Entering the All-Star break, Soto’s ground-ball rate was on pace to be the highest of his career. By season’s end, it landed at 52.9%, which was the second-lowest of his four-year career to that point.

Of course, it’s important to note that part of why a change that sounds so simple, like elevating the ball, worked for Soto is because his eye at the plate is top notch. He was 100th percentile in chase rate, 90th in strikeout rate and 80th in whiff rate. His underlying plate discipline allowed a swing improvement to unlock video-game numbers.

And he’s already on the right track

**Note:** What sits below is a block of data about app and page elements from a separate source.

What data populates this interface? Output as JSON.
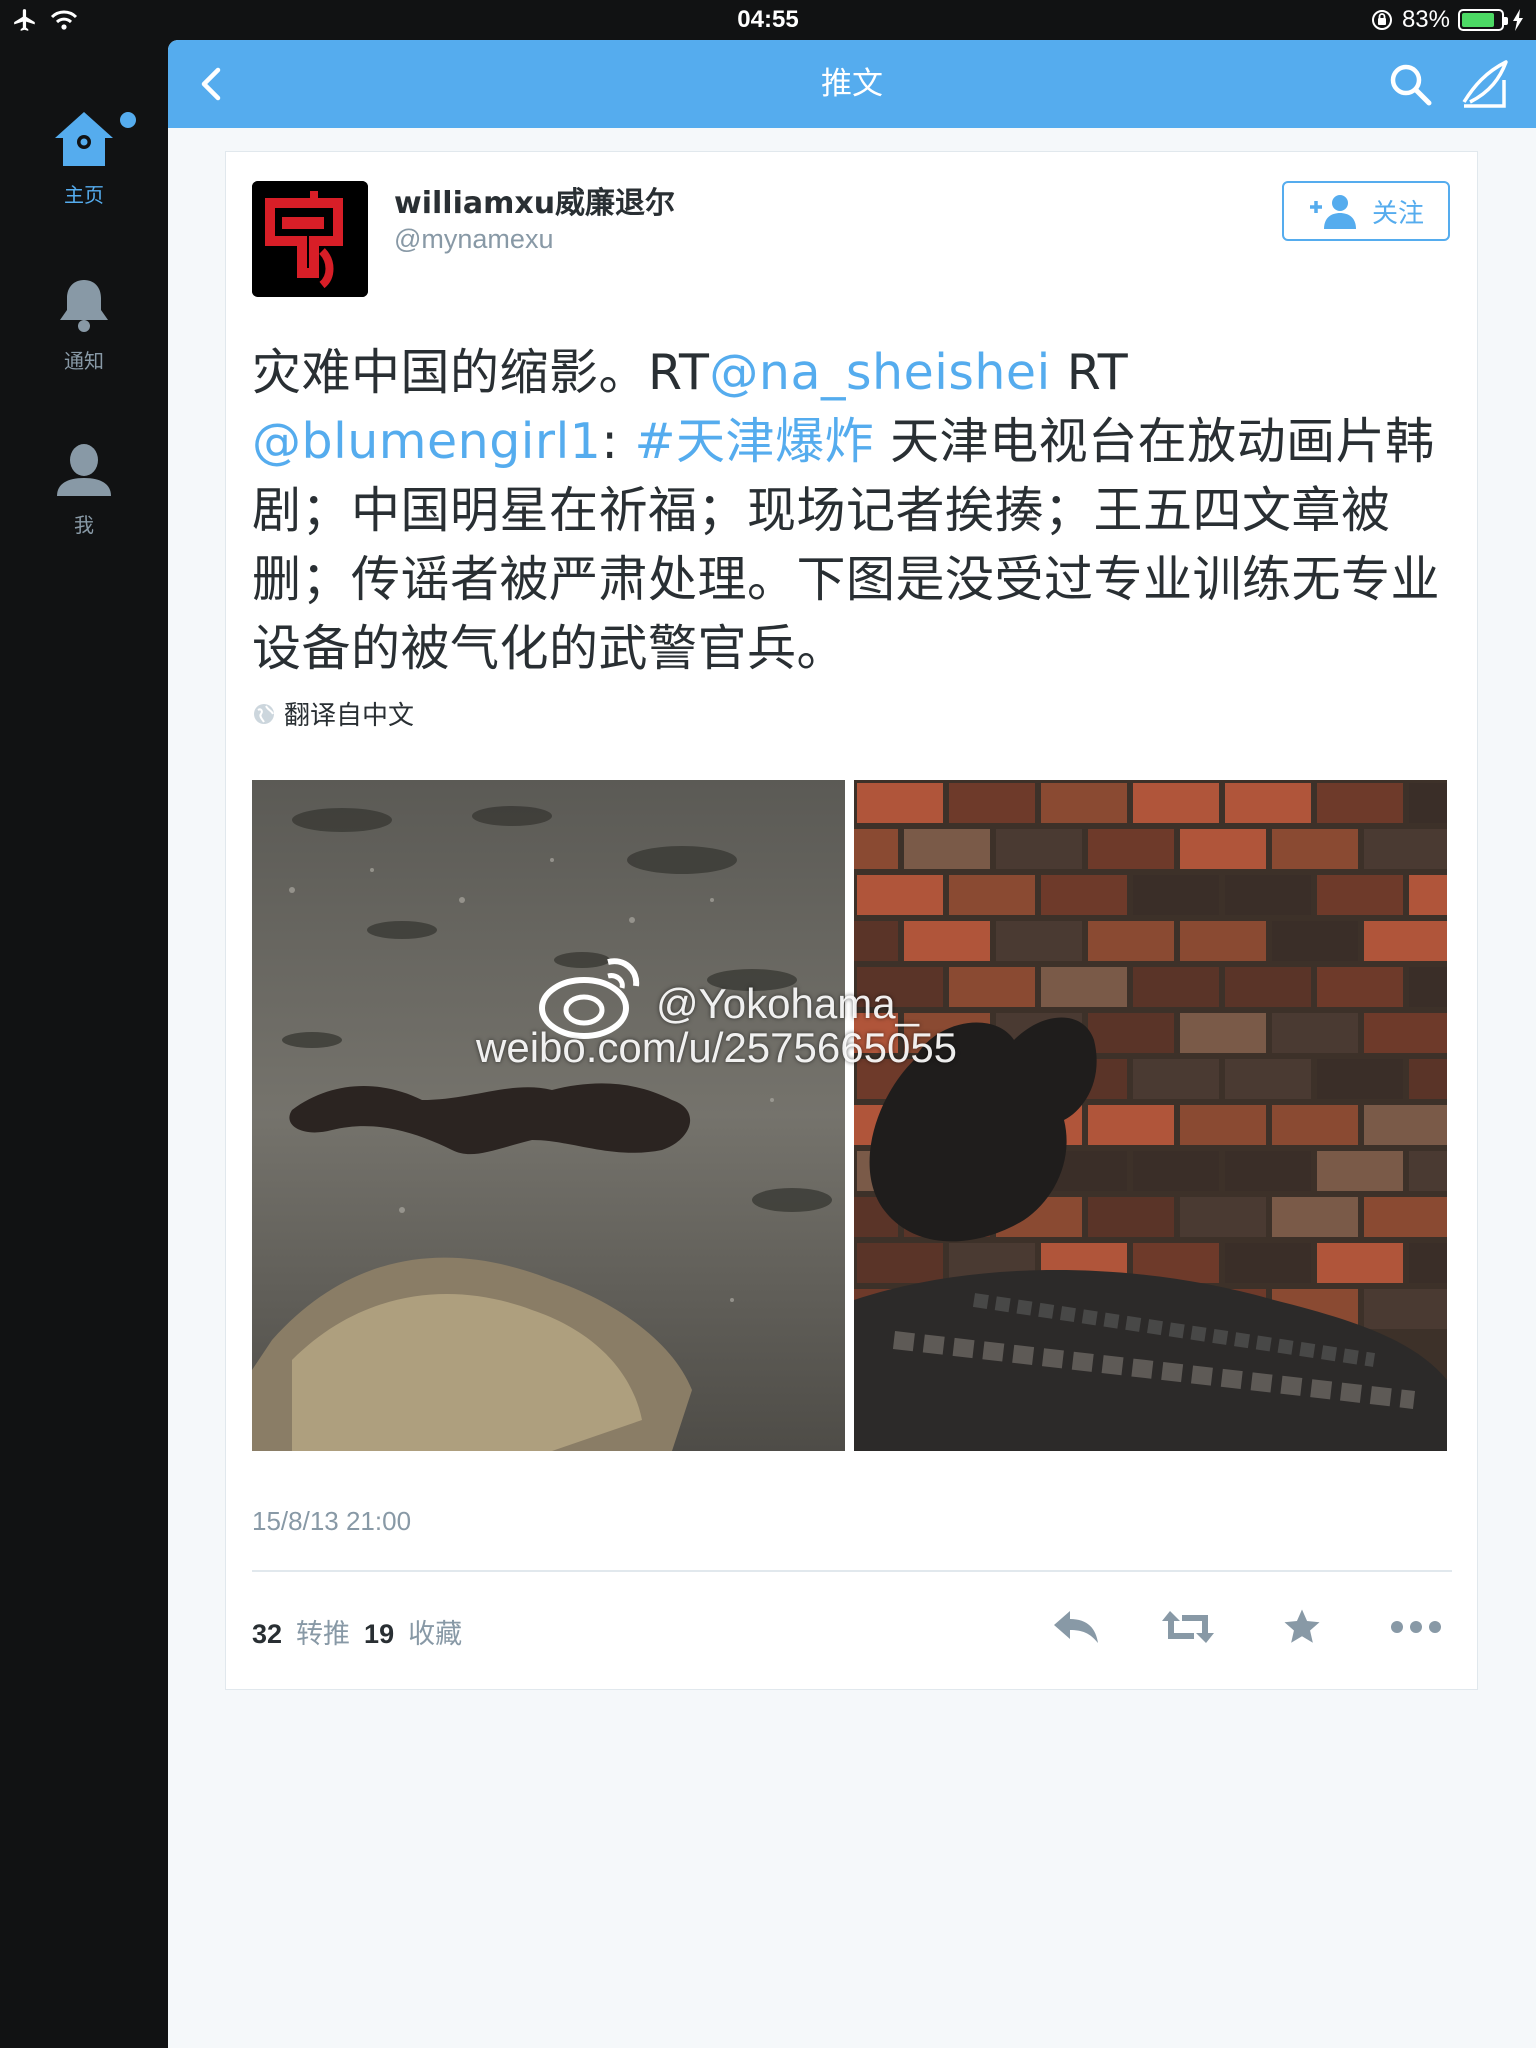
{
  "status_bar": {
    "time": "04:55",
    "battery_text": "83%",
    "battery_level": 0.83
  },
  "sidebar": {
    "items": [
      {
        "label": "主页",
        "icon": "home-icon",
        "active": true
      },
      {
        "label": "通知",
        "icon": "bell-icon",
        "active": false
      },
      {
        "label": "我",
        "icon": "person-icon",
        "active": false
      }
    ]
  },
  "nav": {
    "title": "推文",
    "back_icon": "back-chevron-icon",
    "search_icon": "search-icon",
    "compose_icon": "compose-icon"
  },
  "tweet": {
    "display_name": "williamxu威廉退尔",
    "handle": "@mynamexu",
    "follow_label": "关注",
    "text_segments": [
      {
        "text": "灾难中国的缩影。RT",
        "link": false
      },
      {
        "text": "@na_sheishei",
        "link": true
      },
      {
        "text": " RT ",
        "link": false
      },
      {
        "text": "@blumengirl1",
        "link": true
      },
      {
        "text": ": ",
        "link": false
      },
      {
        "text": "#天津爆炸",
        "link": true
      },
      {
        "text": " 天津电视台在放动画片韩剧；中国明星在祈福；现场记者挨揍；王五四文章被删；传谣者被严肃处理。下图是没受过专业训练无专业设备的被气化的武警官兵。",
        "link": false
      }
    ],
    "translated_label": "翻译自中文",
    "watermark_handle": "@Yokohama_",
    "watermark_url": "weibo.com/u/2575665055",
    "timestamp": "15/8/13 21:00",
    "retweet_count": "32",
    "retweet_label": "转推",
    "favorite_count": "19",
    "favorite_label": "收藏"
  },
  "colors": {
    "accent": "#55acee",
    "sidebar_bg": "#111213",
    "panel_bg": "#f5f8fa",
    "text": "#292f33",
    "muted": "#8899a6"
  }
}
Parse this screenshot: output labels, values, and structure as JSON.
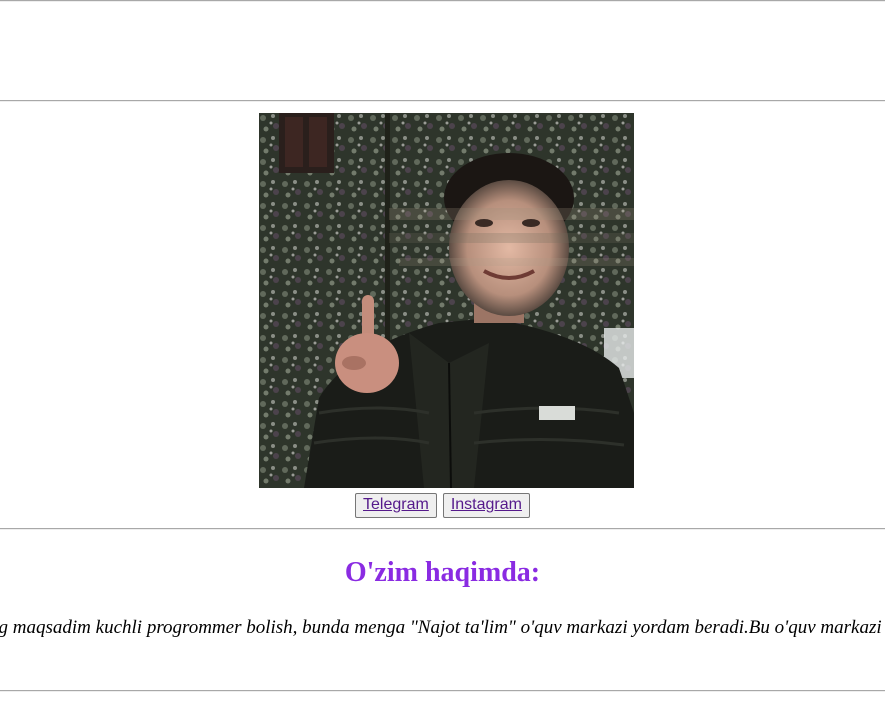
{
  "links": {
    "telegram_label": "Telegram",
    "instagram_label": "Instagram"
  },
  "about": {
    "title": "O'zim haqimda:",
    "marquee_text": "Mening maqsadim kuchli progrommer bolish, bunda menga \"Najot ta'lim\" o'quv markazi yordam beradi.Bu o'quv markazi"
  },
  "colors": {
    "title": "#8a2be2",
    "link": "#551a8b",
    "rule": "#a8a8a8"
  },
  "profile_photo": {
    "icon": "profile-photo"
  }
}
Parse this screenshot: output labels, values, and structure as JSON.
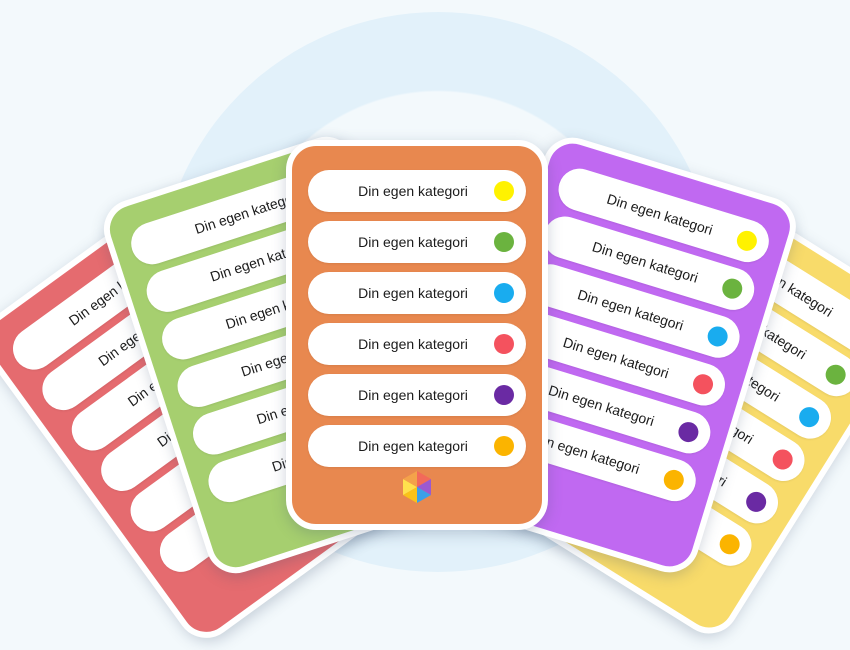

We wrote at the end of June about how Soto had the tools to move past his slower start, and already in the span since, he’s been moving in the right direction. He had a career-long 16-game hitting streak end Friday, but going 0-for-2 with three walks still extended his career-long on-base streak to 24 games. The fact that each of those streaks are career-bests is no small feat for a career that has already been quite accomplished.

This stretch also included two overlapping spans with a .607 on-base percentage, the highest for any player in any 15-game span this season.

Entering the aforementioned hit streak, Soto was hitting .214 with a .796 OPS this season. He’s now up to .247 and .895, respectively.

And he’s doing it with that same, second-half of 2021-style approach. He’s hitting the ball in the air. Prior to the hit streak, he had a 25.2% sweet-spot rate – the percentage of contact in the 8-32 degree launch angle sweet-spot range. In other words, line drives and productive fly balls.

Since Day 1 of that hit streak, he has a 43.5% sweet-spot rate. That would rank fifth in MLB if it were for the full season. Soto is hitting .634 and slugging 1.437 on sweet-spot contact this year. It’s working.

“I’ve been working a lot on my swing. It’s getting better. It’s feeling better. Whenever I start hitting the ball that way, it seems kind of good and I think that’s all I need,” Soto said recently. “Whenever my swing is better, everything is better. Everything falls in the spot where it needs to be, and everything just goes together.”

With a specific Derby goal in mind

As his season continues down the right path, here’s one other fun thing to keep an eye on. Soto wants to put on a show to the opposite field in the Derby, after setting a Statcast-era record with a 520-ft homer last year.

“I was pretty lucky last year. I don’t know how far I can hit one, but I will see,” he said. “I’m going to try to hit the longest oppo homer of this Derby. … Everybody can pull the ball. Let’s see how far you hit the ball oppo.”

Statcast data for the Derby doesn’t include direction, but we took an unscientific look at each tracked Derby (since 2016) and saw a 432-ft opposite-field homer by Salvador Perez last year as the unofficial longest.

Soto has 41 career oppo homers. Only Aaron Judge has more since ‘18. If anyone can crush a monster Derby home run to the opposite field, it’s Soto.’s Jessica Camerato contributed to the reporting of this story.